The Lenten journey was long but a good learning experience. I fell many times and clung to God. When I reached that Paschal night it really was the Feast of all Feasts. When we got home from the services before dawn, I wanted to turn on all the lights and wake up the rest of the house and all the neighbors, shouting "Haven't your heard? Christ is Risen!
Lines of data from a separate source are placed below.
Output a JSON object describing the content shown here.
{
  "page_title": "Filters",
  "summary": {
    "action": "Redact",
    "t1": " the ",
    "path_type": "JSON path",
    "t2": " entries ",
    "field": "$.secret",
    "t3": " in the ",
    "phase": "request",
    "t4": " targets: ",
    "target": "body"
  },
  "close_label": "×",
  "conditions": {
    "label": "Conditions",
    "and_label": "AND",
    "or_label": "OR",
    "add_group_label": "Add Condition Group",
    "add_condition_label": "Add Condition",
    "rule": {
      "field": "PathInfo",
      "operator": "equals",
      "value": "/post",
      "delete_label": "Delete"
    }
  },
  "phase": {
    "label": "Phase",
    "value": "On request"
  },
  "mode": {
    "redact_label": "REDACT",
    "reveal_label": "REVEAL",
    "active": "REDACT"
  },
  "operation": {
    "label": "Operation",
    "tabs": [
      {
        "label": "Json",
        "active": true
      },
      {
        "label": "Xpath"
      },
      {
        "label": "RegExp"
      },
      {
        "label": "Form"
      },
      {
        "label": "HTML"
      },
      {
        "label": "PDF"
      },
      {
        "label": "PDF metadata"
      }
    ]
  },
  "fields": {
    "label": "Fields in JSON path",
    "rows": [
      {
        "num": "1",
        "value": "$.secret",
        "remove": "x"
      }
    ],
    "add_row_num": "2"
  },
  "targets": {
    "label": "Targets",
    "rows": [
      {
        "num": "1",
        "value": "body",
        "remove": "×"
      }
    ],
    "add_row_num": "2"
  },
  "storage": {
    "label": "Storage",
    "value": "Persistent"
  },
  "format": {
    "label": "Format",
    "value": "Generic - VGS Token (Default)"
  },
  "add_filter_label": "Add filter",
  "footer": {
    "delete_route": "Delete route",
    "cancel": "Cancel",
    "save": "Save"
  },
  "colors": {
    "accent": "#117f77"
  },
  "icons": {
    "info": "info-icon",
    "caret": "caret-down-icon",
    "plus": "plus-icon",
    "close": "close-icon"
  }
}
Indeed He is Risen!"

____________


Thank you, Deb.

If you are interested in learning more about the Eastern Orthodox church, Deb has links on her blog, not to mention her great posts!

In my next post on this subject, Nissa will share her experience with fasting from a Roman Catholic perspective.

2 comments:

Bob said...

hey kerry!

nice post here - there are so many misconceptions about fasting and lent - especially amongst protestants. lent was never intended to be a "give up something bad/something you really like for 40 days" - which is kinda what it has morphed into.

the 40 days is the first clue - lent actually lasts for longer than 40 days! this is because the things you do for lent are not intended to be a 7 day a week activity - there are built in "days off". why would they build in "days off" if it's intended for you to give up chocolate, or smoking, or whatever? lent is NOT intended for those things.

the deprivations of lent, as you stated, are intended to be replaced by devotional time. the idea that when you eat something different, something limiting, for an extended period of time, AND use that time to focus on god, then you are able to clear away the clutter and approach god with a cleansed mind, body, and spirit.

in fact, the word "fasting" has taken on a very different meaning over the centuries. when jesus went into the desert for 40 days (which, by the way, may have not been 40 actual days - in biblical times the number 40 was often used to denote "many" - like we often use "a million" in modern times), he fasted. but most likely that did NOT mean he went totally without food and water for more than a month. there was a strong ascetic tradition of fasting - it was well known in that time (in fact, john the baptist was a big faster). fasting didn't mean starving yourself, but instead it meant going out into the desert alone, into highly isolated conditions, and eating a highly limited diet - thus allowing you to put your focus entirely on god.

all that said, in my opinion a person who gives up eating out just once a week, donates that money to charity, and spends that one night in devotion and prayer is far closer to the true spirit of lent than someone who completely gives up a laundry list of items, but otherwise lives their regular lives....

Kerry - A Ten O'Clock Scholar said...

Thanks, Bob. (Everyone say, "Hi" to Bob - he's an old friend from college!) Some excellent and thoughtful words, here.

In all things, He wants us to no longer "otherwise live (our) regular lives". Keeping rules is always easier than real heart change!